Now stop procrastinating and get back to your novel!
Image courtesy of Stockvault.
After working on a project for the Madison County Public Library, I’ve been reminded of how great short stories can be. They’re longer than flash fiction, shorter than novellas, and difficult to do well. Everything that works and needs to happen in a novel has no place in a short story. It was incredibly fun to work on this, so much so that I wrote another one (a horror story) to try to get published.
I don’t know if it will get picked up. To be honest, I’m surprised I completed it at all. Most of my energy has been devoted to finishing my novel or prepping for NaNoWriMo this year. But I found the time to work on a short story, and I had a blast.
This might be something I’ll do more of in the future. I can’t describe how enjoyable the process has been. It’s something I didn’t expect. The only thing that would make this better is if a magazine accepts it for publication, and people get to enjoy reading it as much as I have writing it. That would be some fitting icing on the cake.
However, my expectations are realistic. Fiction magazines get a lot of submissions, and editors have to find ways to sort through them all to pick out the gems. Mine might not make the cut, and that’s okay.
All I know is that I’m getting reacquainted with short fiction, like visiting an old friend I hadn’t seen in forever.

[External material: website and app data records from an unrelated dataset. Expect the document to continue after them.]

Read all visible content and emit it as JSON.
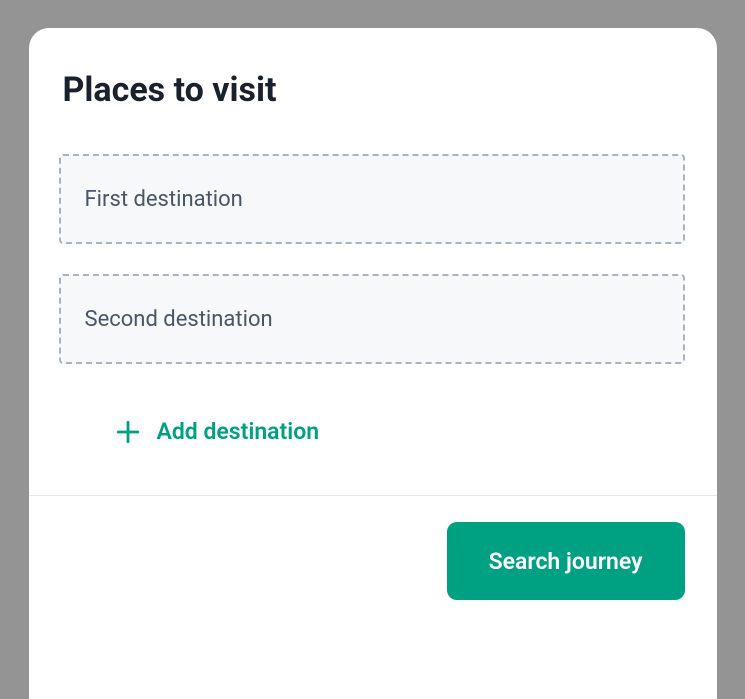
{
  "title": "Places to visit",
  "destinations": [
    {
      "placeholder": "First destination",
      "value": ""
    },
    {
      "placeholder": "Second destination",
      "value": ""
    }
  ],
  "add_destination_label": "Add destination",
  "search_button_label": "Search journey",
  "colors": {
    "accent": "#00a082",
    "background": "#949494",
    "card": "#ffffff",
    "input_bg": "#f6f8fa",
    "input_border": "#a9b4c0"
  }
}
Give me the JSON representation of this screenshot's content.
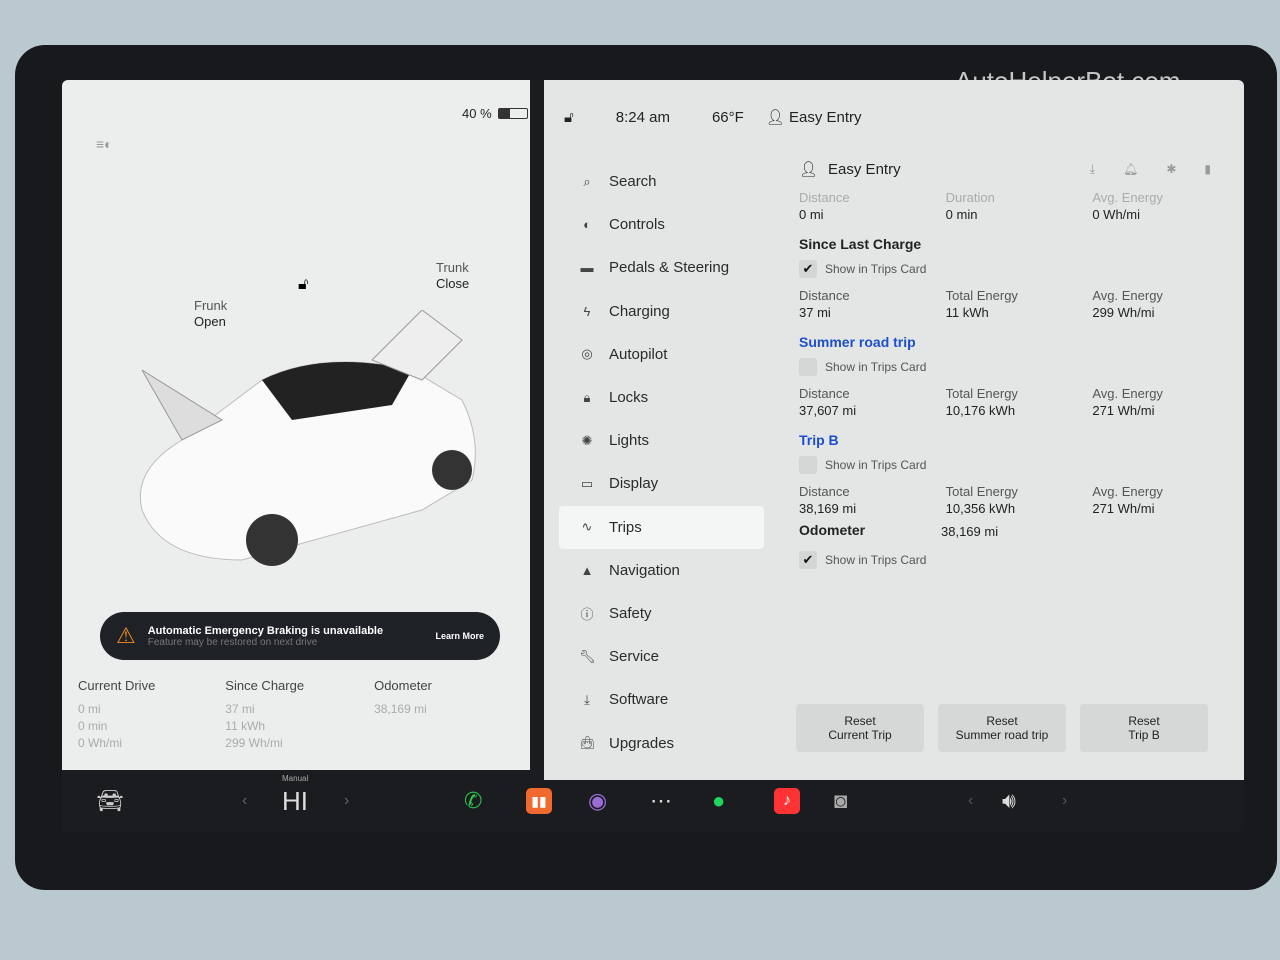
{
  "status": {
    "battery": "40 %",
    "battery_percent": 40,
    "time": "8:24 am",
    "temp": "66°F",
    "profile": "Easy Entry"
  },
  "vehicle": {
    "frunk_label": "Frunk",
    "frunk_state": "Open",
    "trunk_label": "Trunk",
    "trunk_state": "Close"
  },
  "alert": {
    "title": "Automatic Emergency Braking is unavailable",
    "subtitle": "Feature may be restored on next drive",
    "action": "Learn More"
  },
  "summary": {
    "current_drive": {
      "title": "Current Drive",
      "lines": [
        "0 mi",
        "0 min",
        "0 Wh/mi"
      ]
    },
    "since_charge": {
      "title": "Since Charge",
      "lines": [
        "37 mi",
        "11 kWh",
        "299 Wh/mi"
      ]
    },
    "odometer": {
      "title": "Odometer",
      "lines": [
        "38,169 mi"
      ]
    }
  },
  "menu": [
    {
      "label": "Search",
      "icon": "search-icon"
    },
    {
      "label": "Controls",
      "icon": "toggle-icon"
    },
    {
      "label": "Pedals & Steering",
      "icon": "car-icon"
    },
    {
      "label": "Charging",
      "icon": "bolt-icon"
    },
    {
      "label": "Autopilot",
      "icon": "steering-wheel-icon"
    },
    {
      "label": "Locks",
      "icon": "lock-icon"
    },
    {
      "label": "Lights",
      "icon": "light-icon"
    },
    {
      "label": "Display",
      "icon": "display-icon"
    },
    {
      "label": "Trips",
      "icon": "trips-icon",
      "active": true
    },
    {
      "label": "Navigation",
      "icon": "navigation-icon"
    },
    {
      "label": "Safety",
      "icon": "safety-icon"
    },
    {
      "label": "Service",
      "icon": "wrench-icon"
    },
    {
      "label": "Software",
      "icon": "download-icon"
    },
    {
      "label": "Upgrades",
      "icon": "bag-icon"
    }
  ],
  "trips": {
    "profile": "Easy Entry",
    "current": {
      "distance_label": "Distance",
      "distance": "0 mi",
      "duration_label": "Duration",
      "duration": "0 min",
      "energy_label": "Avg. Energy",
      "energy": "0 Wh/mi"
    },
    "sections": [
      {
        "title": "Since Last Charge",
        "checked": true,
        "show": "Show in Trips Card",
        "distance": "37 mi",
        "total": "11 kWh",
        "avg": "299 Wh/mi"
      },
      {
        "title": "Summer road trip",
        "checked": false,
        "show": "Show in Trips Card",
        "distance": "37,607 mi",
        "total": "10,176 kWh",
        "avg": "271 Wh/mi"
      },
      {
        "title": "Trip B",
        "checked": false,
        "show": "Show in Trips Card",
        "distance": "38,169 mi",
        "total": "10,356 kWh",
        "avg": "271 Wh/mi"
      }
    ],
    "labels": {
      "distance": "Distance",
      "total": "Total Energy",
      "avg": "Avg. Energy"
    },
    "odometer_label": "Odometer",
    "odometer": "38,169 mi",
    "odometer_show": "Show in Trips Card",
    "buttons": [
      "Reset\nCurrent Trip",
      "Reset\nSummer road trip",
      "Reset\nTrip B"
    ]
  },
  "dock": {
    "climate_mode": "Manual",
    "climate_value": "HI"
  },
  "watermark": "AutoHelperBot.com",
  "colors": {
    "accent": "#1c4fc9",
    "warning": "#f08a24"
  }
}
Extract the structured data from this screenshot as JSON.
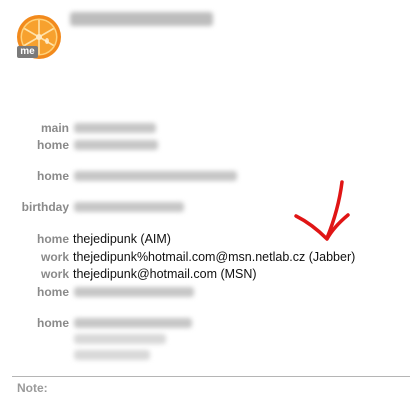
{
  "card": {
    "me_badge": "me",
    "name": ""
  },
  "fields": {
    "main_label": "main",
    "home_phone_label": "home",
    "home_email_label": "home",
    "birthday_label": "birthday",
    "home_im_label": "home",
    "work_im1_label": "work",
    "work_im2_label": "work",
    "home_address1_label": "home",
    "home_address2_label": "home",
    "home_im_value": "thejedipunk (AIM)",
    "work_im1_value": "thejedipunk%hotmail.com@msn.netlab.cz (Jabber)",
    "work_im2_value": "thejedipunk@hotmail.com (MSN)"
  },
  "footer": {
    "note_label": "Note:"
  },
  "colors": {
    "label": "#8a8a8a",
    "value": "#111111",
    "arrow": "#e01515",
    "avatar_orange": "#f28a1c"
  },
  "icons": {
    "avatar": "orange-slice-avatar",
    "annotation": "red-arrow-icon"
  }
}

These stories are so much fun to read, and they’re even more fun to write. Hopefully other people might give them a chance too.